*** Supplied material ***

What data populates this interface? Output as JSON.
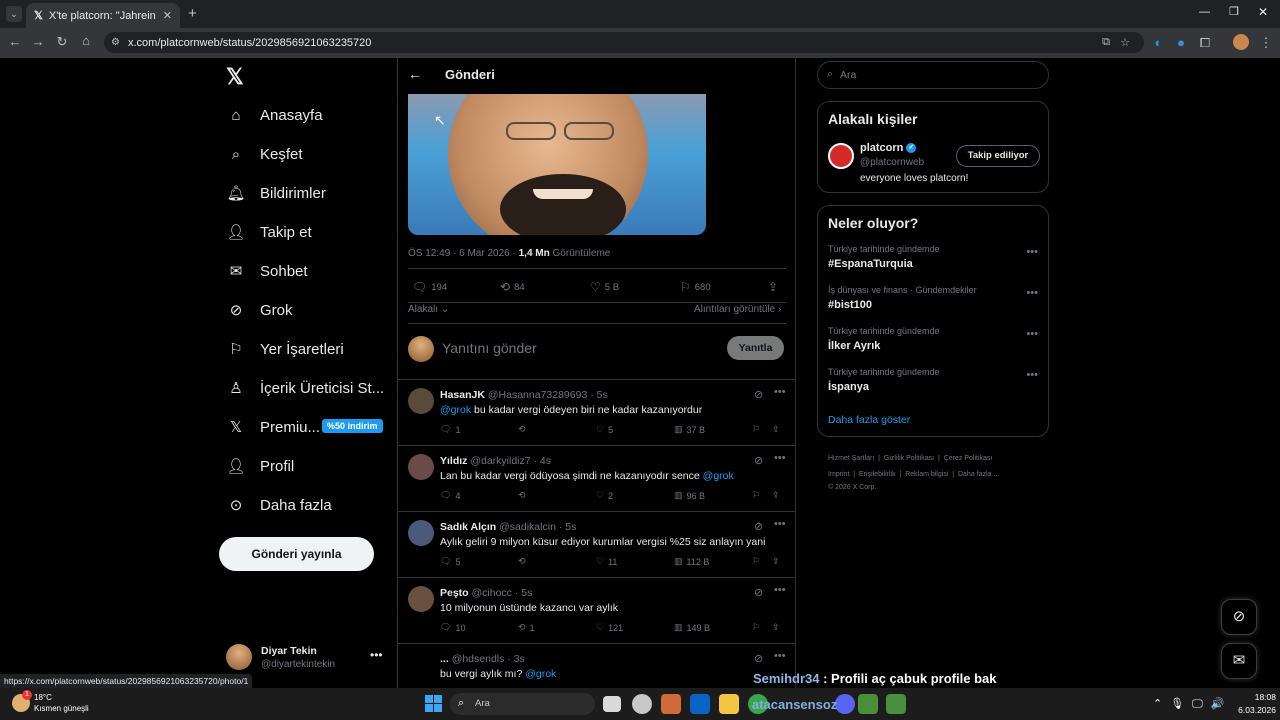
{
  "browser": {
    "tab_title": "X'te platcorn: \"Jahrein ödediği ...",
    "url": "x.com/platcornweb/status/2029856921063235720",
    "status_url": "https://x.com/platcornweb/status/2029856921063235720/photo/1"
  },
  "nav": {
    "items": [
      {
        "label": "Anasayfa",
        "icon": "home-icon"
      },
      {
        "label": "Keşfet",
        "icon": "search-icon"
      },
      {
        "label": "Bildirimler",
        "icon": "bell-icon"
      },
      {
        "label": "Takip et",
        "icon": "person-add-icon"
      },
      {
        "label": "Sohbet",
        "icon": "mail-icon"
      },
      {
        "label": "Grok",
        "icon": "grok-icon"
      },
      {
        "label": "Yer İşaretleri",
        "icon": "bookmark-icon"
      },
      {
        "label": "İçerik Üreticisi St...",
        "icon": "creator-icon"
      },
      {
        "label": "Premiu...",
        "icon": "x-icon"
      },
      {
        "label": "Profil",
        "icon": "person-icon"
      },
      {
        "label": "Daha fazla",
        "icon": "more-circle-icon"
      }
    ],
    "premium_badge": "%50 indirim",
    "post_button": "Gönderi yayınla",
    "account_name": "Diyar Tekin",
    "account_handle": "@diyartekintekin"
  },
  "post": {
    "header_title": "Gönderi",
    "meta_time": "ÖS 12:49 · 6 Mar 2026 · ",
    "views_count": "1,4 Mn",
    "views_label": " Görüntüleme",
    "replies": "194",
    "reposts": "84",
    "likes": "5 B",
    "bookmarks": "680",
    "relevant_label": "Alakalı",
    "quotes_label": "Alıntıları görüntüle",
    "reply_placeholder": "Yanıtını gönder",
    "reply_button": "Yanıtla"
  },
  "replies": [
    {
      "name": "HasanJK",
      "handle": "@Hasanna73289693 · 5s",
      "mention": "@grok",
      "text": " bu kadar vergi ödeyen biri ne kadar kazanıyordur",
      "mention_pos": "start",
      "replies": "1",
      "reposts": "",
      "likes": "5",
      "views": "37 B",
      "avatar_color": "#5a4a3a"
    },
    {
      "name": "Yıldız",
      "handle": "@darkyildiz7 · 4s",
      "mention": "@grok",
      "text": "Lan bu kadar vergi ödüyosa şimdi ne kazanıyodır sence ",
      "mention_pos": "end",
      "replies": "4",
      "reposts": "",
      "likes": "2",
      "views": "96 B",
      "avatar_color": "#6b4a4a"
    },
    {
      "name": "Sadık Alçın",
      "handle": "@sadikalcin · 5s",
      "mention": "",
      "text": "Aylık geliri 9 milyon küsur ediyor kurumlar vergisi %25 siz anlayın yani",
      "mention_pos": "none",
      "replies": "5",
      "reposts": "",
      "likes": "11",
      "views": "112 B",
      "avatar_color": "#4a5a7a"
    },
    {
      "name": "Peşto",
      "handle": "@cihocc · 5s",
      "mention": "",
      "text": "10 milyonun üstünde kazancı var aylık",
      "mention_pos": "none",
      "replies": "10",
      "reposts": "1",
      "likes": "121",
      "views": "149 B",
      "avatar_color": "#6a5040"
    },
    {
      "name": "...",
      "handle": "@hdsendls · 3s",
      "mention": "@grok",
      "text": "bu vergi aylık mı? ",
      "mention_pos": "end",
      "replies": "",
      "reposts": "",
      "likes": "",
      "views": "",
      "avatar_color": "#000000"
    }
  ],
  "right": {
    "search_placeholder": "Ara",
    "people_title": "Alakalı kişiler",
    "person_name": "platcorn",
    "person_handle": "@platcornweb",
    "person_bio": "everyone loves platcorn!",
    "following_button": "Takip ediliyor",
    "trends_title": "Neler oluyor?",
    "trends": [
      {
        "category": "Türkiye tarihinde gündemde",
        "title": "#EspanaTurquia"
      },
      {
        "category": "İş dünyası ve finans · Gündemdekiler",
        "title": "#bist100"
      },
      {
        "category": "Türkiye tarihinde gündemde",
        "title": "İlker Ayrık"
      },
      {
        "category": "Türkiye tarihinde gündemde",
        "title": "İspanya"
      }
    ],
    "show_more": "Daha fazla göster",
    "footer_row1": [
      "Hizmet Şartları",
      "Gizlilik Politikası",
      "Çerez Politikası"
    ],
    "footer_row2": [
      "Imprint",
      "Erişilebilirlik",
      "Reklam bilgisi",
      "Daha fazla ..."
    ],
    "copyright": "© 2026 X Corp."
  },
  "overlay": {
    "chat_user": "Semihdr34",
    "chat_text": " : Profili aç çabuk profile bak",
    "stream_name": "atacansensoz"
  },
  "taskbar": {
    "temp": "18°C",
    "weather": "Kısmen güneşli",
    "search": "Ara",
    "time": "18:08",
    "date": "6.03.2026",
    "weather_badge": "1"
  },
  "colors": {
    "accent": "#1d9bf0",
    "border": "#2f3336",
    "muted": "#71767b"
  }
}
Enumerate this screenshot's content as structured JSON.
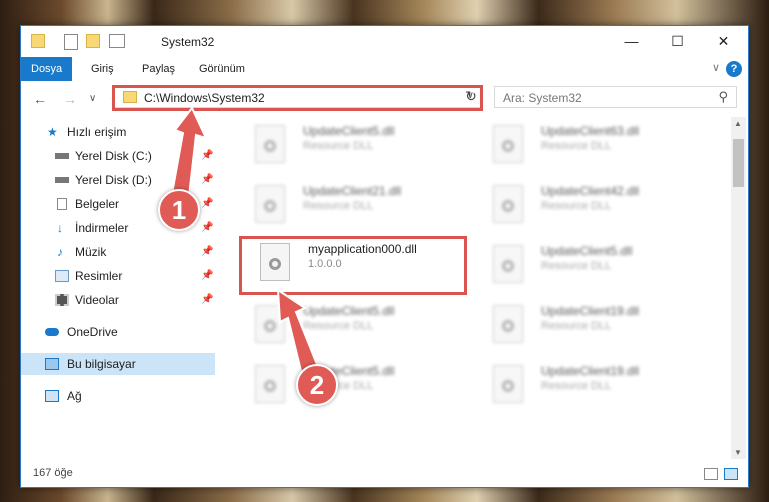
{
  "window": {
    "title": "System32",
    "minimize": "—",
    "maximize": "☐",
    "close": "✕"
  },
  "ribbon": {
    "tabs": [
      {
        "label": "Dosya"
      },
      {
        "label": "Giriş"
      },
      {
        "label": "Paylaş"
      },
      {
        "label": "Görünüm"
      }
    ],
    "help": "?"
  },
  "nav": {
    "back": "←",
    "forward": "→",
    "recent": "∨",
    "up": "↑",
    "address": "C:\\Windows\\System32",
    "search_placeholder": "Ara: System32"
  },
  "sidebar": {
    "items": [
      {
        "label": "Hızlı erişim"
      },
      {
        "label": "Yerel Disk (C:)"
      },
      {
        "label": "Yerel Disk (D:)"
      },
      {
        "label": "Belgeler"
      },
      {
        "label": "İndirmeler"
      },
      {
        "label": "Müzik"
      },
      {
        "label": "Resimler"
      },
      {
        "label": "Videolar"
      },
      {
        "label": "OneDrive"
      },
      {
        "label": "Bu bilgisayar"
      },
      {
        "label": "Ağ"
      }
    ]
  },
  "files": [
    {
      "name": "UpdateClient5.dll",
      "desc": "Resource DLL"
    },
    {
      "name": "UpdateClient63.dll",
      "desc": "Resource DLL"
    },
    {
      "name": "UpdateClient21.dll",
      "desc": "Resource DLL"
    },
    {
      "name": "UpdateClient42.dll",
      "desc": "Resource DLL"
    },
    {
      "name": "myapplication000.dll",
      "desc": "1.0.0.0"
    },
    {
      "name": "UpdateClient5.dll",
      "desc": "Resource DLL"
    },
    {
      "name": "UpdateClient5.dll",
      "desc": "Resource DLL"
    },
    {
      "name": "UpdateClient19.dll",
      "desc": "Resource DLL"
    },
    {
      "name": "UpdateClient5.dll",
      "desc": "Resource DLL"
    },
    {
      "name": "UpdateClient19.dll",
      "desc": "Resource DLL"
    }
  ],
  "status": {
    "count": "167 öğe"
  },
  "callouts": {
    "one": "1",
    "two": "2"
  },
  "colors": {
    "accent": "#1979ca",
    "highlight": "#d9534f"
  }
}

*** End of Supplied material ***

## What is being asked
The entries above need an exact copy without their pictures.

## Task output
What data populates this interface? Output as JSON.
{
  "browser": {
    "tab_title": "X'te platcorn: \"Jahrein ödediği ...",
    "url": "x.com/platcornweb/status/2029856921063235720",
    "status_url": "https://x.com/platcornweb/status/2029856921063235720/photo/1"
  },
  "nav": {
    "items": [
      {
        "label": "Anasayfa",
        "icon": "home-icon"
      },
      {
        "label": "Keşfet",
        "icon": "search-icon"
      },
      {
        "label": "Bildirimler",
        "icon": "bell-icon"
      },
      {
        "label": "Takip et",
        "icon": "person-add-icon"
      },
      {
        "label": "Sohbet",
        "icon": "mail-icon"
      },
      {
        "label": "Grok",
        "icon": "grok-icon"
      },
      {
        "label": "Yer İşaretleri",
        "icon": "bookmark-icon"
      },
      {
        "label": "İçerik Üreticisi St...",
        "icon": "creator-icon"
      },
      {
        "label": "Premiu...",
        "icon": "x-icon"
      },
      {
        "label": "Profil",
        "icon": "person-icon"
      },
      {
        "label": "Daha fazla",
        "icon": "more-circle-icon"
      }
    ],
    "premium_badge": "%50 indirim",
    "post_button": "Gönderi yayınla",
    "account_name": "Diyar Tekin",
    "account_handle": "@diyartekintekin"
  },
  "post": {
    "header_title": "Gönderi",
    "meta_time": "ÖS 12:49 · 6 Mar 2026 · ",
    "views_count": "1,4 Mn",
    "views_label": " Görüntüleme",
    "replies": "194",
    "reposts": "84",
    "likes": "5 B",
    "bookmarks": "680",
    "relevant_label": "Alakalı",
    "quotes_label": "Alıntıları görüntüle",
    "reply_placeholder": "Yanıtını gönder",
    "reply_button": "Yanıtla"
  },
  "replies": [
    {
      "name": "HasanJK",
      "handle": "@Hasanna73289693 · 5s",
      "mention": "@grok",
      "text": " bu kadar vergi ödeyen biri ne kadar kazanıyordur",
      "mention_pos": "start",
      "replies": "1",
      "reposts": "",
      "likes": "5",
      "views": "37 B",
      "avatar_color": "#5a4a3a"
    },
    {
      "name": "Yıldız",
      "handle": "@darkyildiz7 · 4s",
      "mention": "@grok",
      "text": "Lan bu kadar vergi ödüyosa şimdi ne kazanıyodır sence ",
      "mention_pos": "end",
      "replies": "4",
      "reposts": "",
      "likes": "2",
      "views": "96 B",
      "avatar_color": "#6b4a4a"
    },
    {
      "name": "Sadık Alçın",
      "handle": "@sadikalcin · 5s",
      "mention": "",
      "text": "Aylık geliri 9 milyon küsur ediyor kurumlar vergisi %25 siz anlayın yani",
      "mention_pos": "none",
      "replies": "5",
      "reposts": "",
      "likes": "11",
      "views": "112 B",
      "avatar_color": "#4a5a7a"
    },
    {
      "name": "Peşto",
      "handle": "@cihocc · 5s",
      "mention": "",
      "text": "10 milyonun üstünde kazancı var aylık",
      "mention_pos": "none",
      "replies": "10",
      "reposts": "1",
      "likes": "121",
      "views": "149 B",
      "avatar_color": "#6a5040"
    },
    {
      "name": "...",
      "handle": "@hdsendls · 3s",
      "mention": "@grok",
      "text": "bu vergi aylık mı? ",
      "mention_pos": "end",
      "replies": "",
      "reposts": "",
      "likes": "",
      "views": "",
      "avatar_color": "#000000"
    }
  ],
  "right": {
    "search_placeholder": "Ara",
    "people_title": "Alakalı kişiler",
    "person_name": "platcorn",
    "person_handle": "@platcornweb",
    "person_bio": "everyone loves platcorn!",
    "following_button": "Takip ediliyor",
    "trends_title": "Neler oluyor?",
    "trends": [
      {
        "category": "Türkiye tarihinde gündemde",
        "title": "#EspanaTurquia"
      },
      {
        "category": "İş dünyası ve finans · Gündemdekiler",
        "title": "#bist100"
      },
      {
        "category": "Türkiye tarihinde gündemde",
        "title": "İlker Ayrık"
      },
      {
        "category": "Türkiye tarihinde gündemde",
        "title": "İspanya"
      }
    ],
    "show_more": "Daha fazla göster",
    "footer_row1": [
      "Hizmet Şartları",
      "Gizlilik Politikası",
      "Çerez Politikası"
    ],
    "footer_row2": [
      "Imprint",
      "Erişilebilirlik",
      "Reklam bilgisi",
      "Daha fazla ..."
    ],
    "copyright": "© 2026 X Corp."
  },
  "overlay": {
    "chat_user": "Semihdr34",
    "chat_text": " : Profili aç çabuk profile bak",
    "stream_name": "atacansensoz"
  },
  "taskbar": {
    "temp": "18°C",
    "weather": "Kısmen güneşli",
    "search": "Ara",
    "time": "18:08",
    "date": "6.03.2026",
    "weather_badge": "1"
  },
  "colors": {
    "accent": "#1d9bf0",
    "border": "#2f3336",
    "muted": "#71767b"
  }
}
Enumerate this screenshot's content as structured JSON.
{
  "window": {
    "title": "System32",
    "minimize": "—",
    "maximize": "☐",
    "close": "✕"
  },
  "ribbon": {
    "tabs": [
      {
        "label": "Dosya"
      },
      {
        "label": "Giriş"
      },
      {
        "label": "Paylaş"
      },
      {
        "label": "Görünüm"
      }
    ],
    "help": "?"
  },
  "nav": {
    "back": "←",
    "forward": "→",
    "recent": "∨",
    "up": "↑",
    "address": "C:\\Windows\\System32",
    "search_placeholder": "Ara: System32"
  },
  "sidebar": {
    "items": [
      {
        "label": "Hızlı erişim"
      },
      {
        "label": "Yerel Disk (C:)"
      },
      {
        "label": "Yerel Disk (D:)"
      },
      {
        "label": "Belgeler"
      },
      {
        "label": "İndirmeler"
      },
      {
        "label": "Müzik"
      },
      {
        "label": "Resimler"
      },
      {
        "label": "Videolar"
      },
      {
        "label": "OneDrive"
      },
      {
        "label": "Bu bilgisayar"
      },
      {
        "label": "Ağ"
      }
    ]
  },
  "files": [
    {
      "name": "UpdateClient5.dll",
      "desc": "Resource DLL"
    },
    {
      "name": "UpdateClient63.dll",
      "desc": "Resource DLL"
    },
    {
      "name": "UpdateClient21.dll",
      "desc": "Resource DLL"
    },
    {
      "name": "UpdateClient42.dll",
      "desc": "Resource DLL"
    },
    {
      "name": "myapplication000.dll",
      "desc": "1.0.0.0"
    },
    {
      "name": "UpdateClient5.dll",
      "desc": "Resource DLL"
    },
    {
      "name": "UpdateClient5.dll",
      "desc": "Resource DLL"
    },
    {
      "name": "UpdateClient19.dll",
      "desc": "Resource DLL"
    },
    {
      "name": "UpdateClient5.dll",
      "desc": "Resource DLL"
    },
    {
      "name": "UpdateClient19.dll",
      "desc": "Resource DLL"
    }
  ],
  "status": {
    "count": "167 öğe"
  },
  "callouts": {
    "one": "1",
    "two": "2"
  },
  "colors": {
    "accent": "#1979ca",
    "highlight": "#d9534f"
  }
}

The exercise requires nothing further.